A Year of Grace

November 15th is the one year anniversary of my husband John’s death. For several weeks I have been thinking about it, anticipating it, dreading it, and wondering how I will get through it. I do not want to simply re-live the horrible hours of that devastating day. How does one both recognize the passing of a year without one’s loved one without getting sucked back into the deep darkness of that experience? What is the most faithful thing to do? If we tread this earth long enough, we all experience significant loss. It is the hardest part of living. The loss of a loved one, a dream, a career, or one’s health can confound and overwhelm us. It is hard to conceive of life beyond that loss. But my experience has been that it is the living, the saints around us, who are best able to help us move beyond the loss and live life abundantly again. My life was forever changed a year ago, but not simply because of my loss. I have been   transformed by the love, compassion, care, gracious acts, and healing kindnesses of my amazing church family. You have been truly wonderful in my darkest hour. I have been sustained by your prayers, your cards, your words of assurance and your gracious acceptance of who I am in the wake of my experience.
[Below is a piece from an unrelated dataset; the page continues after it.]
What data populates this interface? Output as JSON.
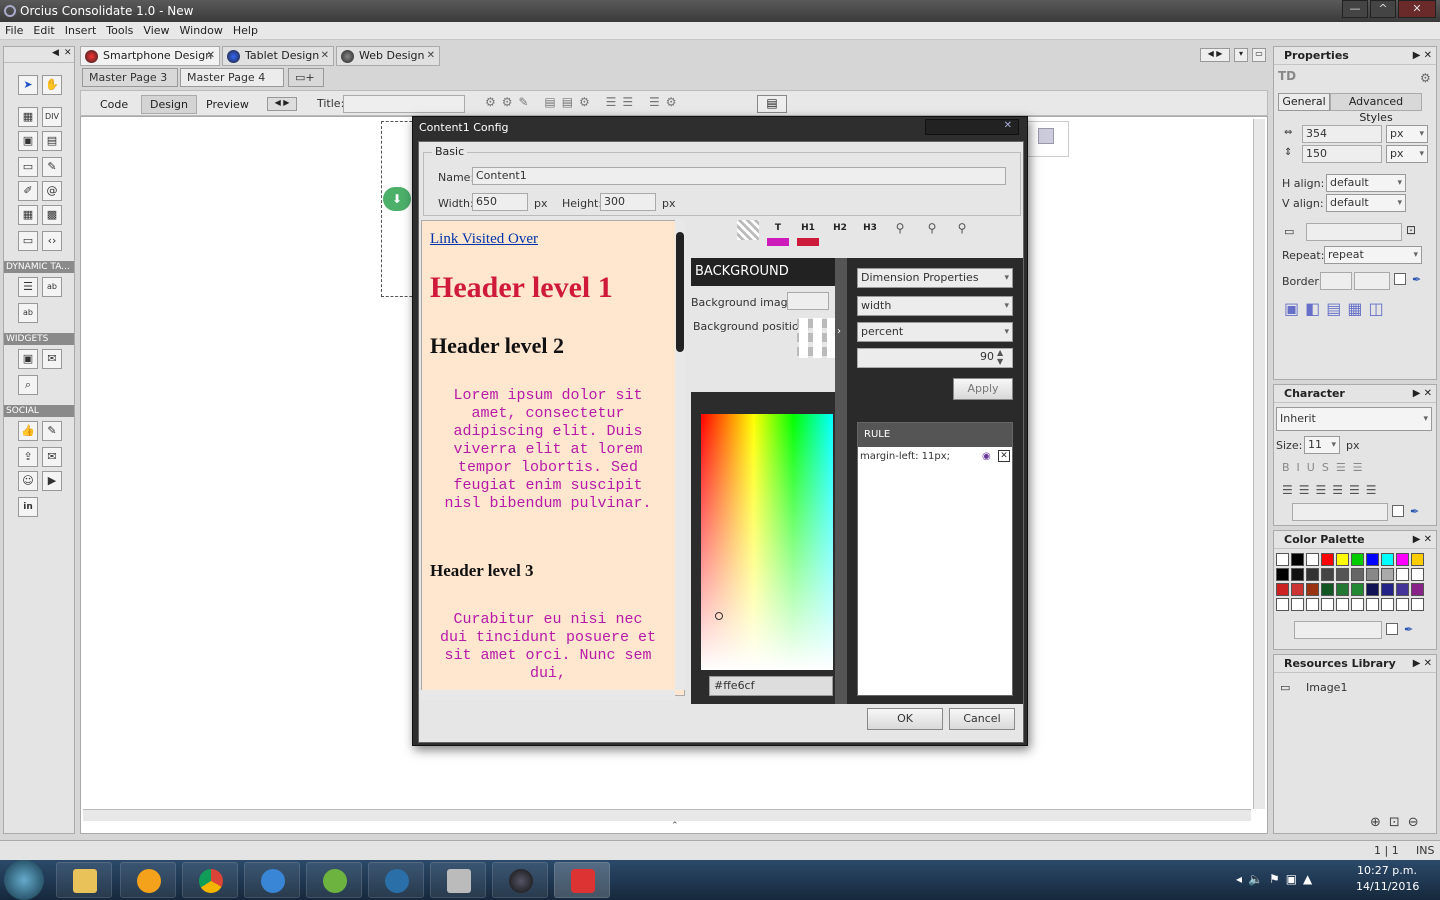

I have been deeply touched by your patience and understanding of the many things I have felt I needed to do.  My trip to Israel was a huge blessing at just the right time.  Our trip to Virginia to spread John’s ashes...